Cartel convicted following CCPC investigation
May 31, 2017
- Central Criminal Court imposes three-month suspended sentence and a fine of €7,500 on Brendan Smith.
- Brendan Smith disqualified from acting as a company director for a period of 5 years.
- Aston Carpets & Flooring fined €10,000.
- CCPC issues warning to businesses to comply with competition law.
The Central Criminal Court today convicted and sentenced both Brendan Smith and Aston Carpets & Flooring (Aston Carpets) for engaging in bid-rigging in the procurement of flooring contracts for major international companies between 2012 and 2013.
Following an investigation by the Competition and Consumer Protection Commission (CCPC), both parties pleaded guilty to engaging in and implementing an anti-competitive agreement contrary to the Competition Act 2002. Separately, Mr Smith was also convicted of impeding a criminal prosecution. Judge McCarthy imposed a three-month suspended sentence on Mr Smith plus a fine of €7,500. Mr Smith has also been disqualified from acting as a company director for a period of 5 years in accordance with section 839 of the Companies Act 2014. The judge imposed a fine of €10,000 on Aston Carpets.
The Central Criminal Court heard details of the investigation, opened by the CCPC, following information received from a complainant and an application made under the CCPC’s Cartel Immunity Programme. The Cartel Immunity Programme is operated by the CCPC in conjunction with the Director of Public Prosecutions. It provides immunity to a member of a cartel if they are the first member to come forward, reveal their involvement in illegal cartel activity and fully co-operate with the CCPC’s investigation.

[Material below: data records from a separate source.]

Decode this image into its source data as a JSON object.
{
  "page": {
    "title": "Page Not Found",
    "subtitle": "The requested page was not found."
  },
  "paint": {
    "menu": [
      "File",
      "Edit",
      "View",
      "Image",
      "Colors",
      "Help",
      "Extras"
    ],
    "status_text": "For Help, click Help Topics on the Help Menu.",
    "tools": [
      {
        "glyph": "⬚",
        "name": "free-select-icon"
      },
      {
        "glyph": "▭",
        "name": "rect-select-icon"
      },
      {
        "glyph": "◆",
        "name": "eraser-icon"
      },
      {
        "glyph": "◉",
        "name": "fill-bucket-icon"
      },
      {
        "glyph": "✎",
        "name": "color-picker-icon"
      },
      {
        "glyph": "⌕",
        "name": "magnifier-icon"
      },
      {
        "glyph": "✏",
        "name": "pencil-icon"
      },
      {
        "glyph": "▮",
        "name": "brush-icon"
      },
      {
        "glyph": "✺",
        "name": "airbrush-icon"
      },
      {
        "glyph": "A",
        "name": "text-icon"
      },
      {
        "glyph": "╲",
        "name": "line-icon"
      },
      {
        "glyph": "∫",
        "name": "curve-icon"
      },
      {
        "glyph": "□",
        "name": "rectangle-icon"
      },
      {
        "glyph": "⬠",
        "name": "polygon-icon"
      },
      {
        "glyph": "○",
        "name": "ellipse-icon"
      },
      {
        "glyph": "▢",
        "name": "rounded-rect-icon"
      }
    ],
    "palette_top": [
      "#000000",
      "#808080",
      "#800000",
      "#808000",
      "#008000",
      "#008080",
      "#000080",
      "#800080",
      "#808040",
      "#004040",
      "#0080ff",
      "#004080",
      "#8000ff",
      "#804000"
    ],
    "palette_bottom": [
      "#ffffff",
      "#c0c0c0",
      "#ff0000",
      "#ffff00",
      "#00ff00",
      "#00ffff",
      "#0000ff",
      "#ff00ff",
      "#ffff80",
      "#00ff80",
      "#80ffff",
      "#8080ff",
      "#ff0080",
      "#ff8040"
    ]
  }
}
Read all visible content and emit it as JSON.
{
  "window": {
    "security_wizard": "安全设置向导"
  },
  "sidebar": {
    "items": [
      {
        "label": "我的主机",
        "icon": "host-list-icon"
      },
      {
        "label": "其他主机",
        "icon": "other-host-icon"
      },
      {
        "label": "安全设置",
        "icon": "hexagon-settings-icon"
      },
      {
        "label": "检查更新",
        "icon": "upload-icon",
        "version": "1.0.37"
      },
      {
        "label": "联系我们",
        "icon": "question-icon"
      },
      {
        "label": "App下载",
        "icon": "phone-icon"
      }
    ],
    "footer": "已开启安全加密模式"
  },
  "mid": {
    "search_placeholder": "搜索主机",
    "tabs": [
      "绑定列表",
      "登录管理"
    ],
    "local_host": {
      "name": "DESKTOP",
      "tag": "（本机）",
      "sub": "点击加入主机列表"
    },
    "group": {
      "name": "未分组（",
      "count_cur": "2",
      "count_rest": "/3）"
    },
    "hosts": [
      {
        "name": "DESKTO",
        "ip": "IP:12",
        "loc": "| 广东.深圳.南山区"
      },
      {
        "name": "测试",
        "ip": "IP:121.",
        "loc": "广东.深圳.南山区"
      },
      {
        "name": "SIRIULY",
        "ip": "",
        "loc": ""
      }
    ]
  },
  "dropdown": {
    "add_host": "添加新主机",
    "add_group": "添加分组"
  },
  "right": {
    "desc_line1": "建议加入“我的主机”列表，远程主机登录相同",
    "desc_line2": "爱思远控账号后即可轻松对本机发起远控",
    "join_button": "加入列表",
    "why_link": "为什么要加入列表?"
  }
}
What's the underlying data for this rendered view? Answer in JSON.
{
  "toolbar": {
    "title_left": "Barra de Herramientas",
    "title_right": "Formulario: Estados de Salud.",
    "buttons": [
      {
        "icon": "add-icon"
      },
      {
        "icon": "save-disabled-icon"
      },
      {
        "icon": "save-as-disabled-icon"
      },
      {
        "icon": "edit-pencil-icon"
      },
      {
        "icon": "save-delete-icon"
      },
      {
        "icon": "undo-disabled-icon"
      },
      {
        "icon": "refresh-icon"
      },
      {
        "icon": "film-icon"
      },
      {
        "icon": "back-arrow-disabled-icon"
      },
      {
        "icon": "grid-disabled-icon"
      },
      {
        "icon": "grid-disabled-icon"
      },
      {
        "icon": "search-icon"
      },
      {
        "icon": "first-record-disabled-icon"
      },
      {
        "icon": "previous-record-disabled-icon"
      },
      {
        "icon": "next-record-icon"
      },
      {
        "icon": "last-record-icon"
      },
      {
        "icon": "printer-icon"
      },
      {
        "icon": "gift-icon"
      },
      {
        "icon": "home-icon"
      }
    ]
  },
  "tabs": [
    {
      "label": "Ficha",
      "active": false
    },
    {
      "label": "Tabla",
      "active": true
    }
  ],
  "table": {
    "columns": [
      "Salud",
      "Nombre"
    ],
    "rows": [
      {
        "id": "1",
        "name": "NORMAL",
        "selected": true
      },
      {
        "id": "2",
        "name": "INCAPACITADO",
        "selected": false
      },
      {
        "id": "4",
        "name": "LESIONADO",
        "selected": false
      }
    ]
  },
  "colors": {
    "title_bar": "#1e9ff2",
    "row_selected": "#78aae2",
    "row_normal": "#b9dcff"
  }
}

Responding to today’s sentencing, Isolde Goggin, Chairperson of the Competition and Consumer Protection Commission said, “All businesses, regardless of size or sector, must comply with their obligations under competition law. This also serves as a reminder to those involved in procurement to be vigilant.”
“Cartels are serious criminal offences. They can pose significant damage to the economy. Bid rigging, in particular, distorts the competitive tender process, potentially excluding legitimate competitors and potentially resulting in artificially high price bids. The victims of bid-rigging are customers – in the private sector, hard-working, legitimate businesses, and in public procurement, where the customer is the State, it is the taxpayer who suffers as the winning bid tends to be higher than it should have been.
“It is crucial for the proper functioning of our economy that cartels are detected and tackled with the full force of the law. When we look at the companies who were on the receiving end of this cartel’s activities, it is clear that not only do the individual companies suffer, so does Ireland’s reputation as a good place to do business. At a time when Ireland is preparing for the economic impact of Brexit, maintaining our competitiveness and attractiveness as a good place to do business is essential so that we can maximise foreign investment.”
“Cartels are, and will continue to be, one of the CCPC’s main enforcement priorities. Anyone convicted may be liable to either a term of imprisonment or a substantial fine or both. We strongly urge any individual who believes they have evidence of any anti-competitive conduct to contact us under our Cartel Immunity Programme. Details of the programme can be found on our website www.ccpc.ie.”
During the course of the investigation the CCPC found that an agreement had been made between Aston Carpets and a competitor to set prices for certain tenders between 2011 and 2013. The intention of this agreement was to fix the price, indirectly, for the supply and fitting of floor finishes and also to share the market by over-bidding on alternating tenders. The CCPC found that there had been collusion in respect of 16 contracts, the values of which ranged from €17,000 to €477,000. During the course of the investigation the CCPC undertook searches of a number of premises to seize evidence (including emails, quotations and telephone records) and in April 2014, Mr Smith, a Director of Aston Carpets was arrested by An Garda Síochána and detained under the provisions of section 4 of the Criminal Justice Act 1984. Charges were subsequently brought against both Mr Smith and Aston Carpets.Return to News